<<<<

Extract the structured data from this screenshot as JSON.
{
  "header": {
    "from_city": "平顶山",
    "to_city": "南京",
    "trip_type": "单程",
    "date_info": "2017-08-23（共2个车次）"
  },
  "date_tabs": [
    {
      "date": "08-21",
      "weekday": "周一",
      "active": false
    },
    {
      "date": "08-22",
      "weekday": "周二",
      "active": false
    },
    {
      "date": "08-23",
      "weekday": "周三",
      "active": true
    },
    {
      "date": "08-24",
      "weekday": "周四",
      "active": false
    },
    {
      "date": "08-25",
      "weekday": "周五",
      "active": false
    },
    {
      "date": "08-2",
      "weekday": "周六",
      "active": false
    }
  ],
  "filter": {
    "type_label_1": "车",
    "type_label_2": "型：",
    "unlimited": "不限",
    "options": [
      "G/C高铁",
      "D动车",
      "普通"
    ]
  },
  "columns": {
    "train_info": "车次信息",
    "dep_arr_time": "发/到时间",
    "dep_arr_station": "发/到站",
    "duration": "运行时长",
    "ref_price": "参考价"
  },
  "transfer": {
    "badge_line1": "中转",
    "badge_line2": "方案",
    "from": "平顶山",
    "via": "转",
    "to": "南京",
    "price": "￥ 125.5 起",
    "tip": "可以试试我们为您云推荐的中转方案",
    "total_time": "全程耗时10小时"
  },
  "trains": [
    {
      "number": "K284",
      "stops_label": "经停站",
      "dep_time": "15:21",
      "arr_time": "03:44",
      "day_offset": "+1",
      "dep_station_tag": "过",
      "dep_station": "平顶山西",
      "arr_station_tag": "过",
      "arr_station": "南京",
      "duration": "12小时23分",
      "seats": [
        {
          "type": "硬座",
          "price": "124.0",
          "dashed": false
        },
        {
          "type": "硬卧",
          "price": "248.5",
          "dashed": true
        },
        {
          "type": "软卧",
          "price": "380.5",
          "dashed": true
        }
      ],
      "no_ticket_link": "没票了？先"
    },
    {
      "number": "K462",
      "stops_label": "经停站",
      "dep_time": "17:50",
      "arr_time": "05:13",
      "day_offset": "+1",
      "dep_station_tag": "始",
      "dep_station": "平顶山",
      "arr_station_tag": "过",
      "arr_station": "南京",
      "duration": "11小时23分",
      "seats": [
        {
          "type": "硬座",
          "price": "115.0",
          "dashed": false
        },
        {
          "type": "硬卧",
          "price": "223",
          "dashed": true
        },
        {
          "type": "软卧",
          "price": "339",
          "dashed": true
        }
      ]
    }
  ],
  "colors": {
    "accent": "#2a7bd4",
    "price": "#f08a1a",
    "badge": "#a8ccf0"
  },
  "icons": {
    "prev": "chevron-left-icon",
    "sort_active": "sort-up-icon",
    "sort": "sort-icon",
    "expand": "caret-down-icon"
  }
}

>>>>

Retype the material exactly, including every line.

(Solution for this problem):
Extract the structured data from this screenshot as JSON.
{
  "header": {
    "from_city": "平顶山",
    "to_city": "南京",
    "trip_type": "单程",
    "date_info": "2017-08-23（共2个车次）"
  },
  "date_tabs": [
    {
      "date": "08-21",
      "weekday": "周一",
      "active": false
    },
    {
      "date": "08-22",
      "weekday": "周二",
      "active": false
    },
    {
      "date": "08-23",
      "weekday": "周三",
      "active": true
    },
    {
      "date": "08-24",
      "weekday": "周四",
      "active": false
    },
    {
      "date": "08-25",
      "weekday": "周五",
      "active": false
    },
    {
      "date": "08-2",
      "weekday": "周六",
      "active": false
    }
  ],
  "filter": {
    "type_label_1": "车",
    "type_label_2": "型：",
    "unlimited": "不限",
    "options": [
      "G/C高铁",
      "D动车",
      "普通"
    ]
  },
  "columns": {
    "train_info": "车次信息",
    "dep_arr_time": "发/到时间",
    "dep_arr_station": "发/到站",
    "duration": "运行时长",
    "ref_price": "参考价"
  },
  "transfer": {
    "badge_line1": "中转",
    "badge_line2": "方案",
    "from": "平顶山",
    "via": "转",
    "to": "南京",
    "price": "￥ 125.5 起",
    "tip": "可以试试我们为您云推荐的中转方案",
    "total_time": "全程耗时10小时"
  },
  "trains": [
    {
      "number": "K284",
      "stops_label": "经停站",
      "dep_time": "15:21",
      "arr_time": "03:44",
      "day_offset": "+1",
      "dep_station_tag": "过",
      "dep_station": "平顶山西",
      "arr_station_tag": "过",
      "arr_station": "南京",
      "duration": "12小时23分",
      "seats": [
        {
          "type": "硬座",
          "price": "124.0",
          "dashed": false
        },
        {
          "type": "硬卧",
          "price": "248.5",
          "dashed": true
        },
        {
          "type": "软卧",
          "price": "380.5",
          "dashed": true
        }
      ],
      "no_ticket_link": "没票了？先"
    },
    {
      "number": "K462",
      "stops_label": "经停站",
      "dep_time": "17:50",
      "arr_time": "05:13",
      "day_offset": "+1",
      "dep_station_tag": "始",
      "dep_station": "平顶山",
      "arr_station_tag": "过",
      "arr_station": "南京",
      "duration": "11小时23分",
      "seats": [
        {
          "type": "硬座",
          "price": "115.0",
          "dashed": false
        },
        {
          "type": "硬卧",
          "price": "223",
          "dashed": true
        },
        {
          "type": "软卧",
          "price": "339",
          "dashed": true
        }
      ]
    }
  ],
  "colors": {
    "accent": "#2a7bd4",
    "price": "#f08a1a",
    "badge": "#a8ccf0"
  },
  "icons": {
    "prev": "chevron-left-icon",
    "sort_active": "sort-up-icon",
    "sort": "sort-icon",
    "expand": "caret-down-icon"
  }
}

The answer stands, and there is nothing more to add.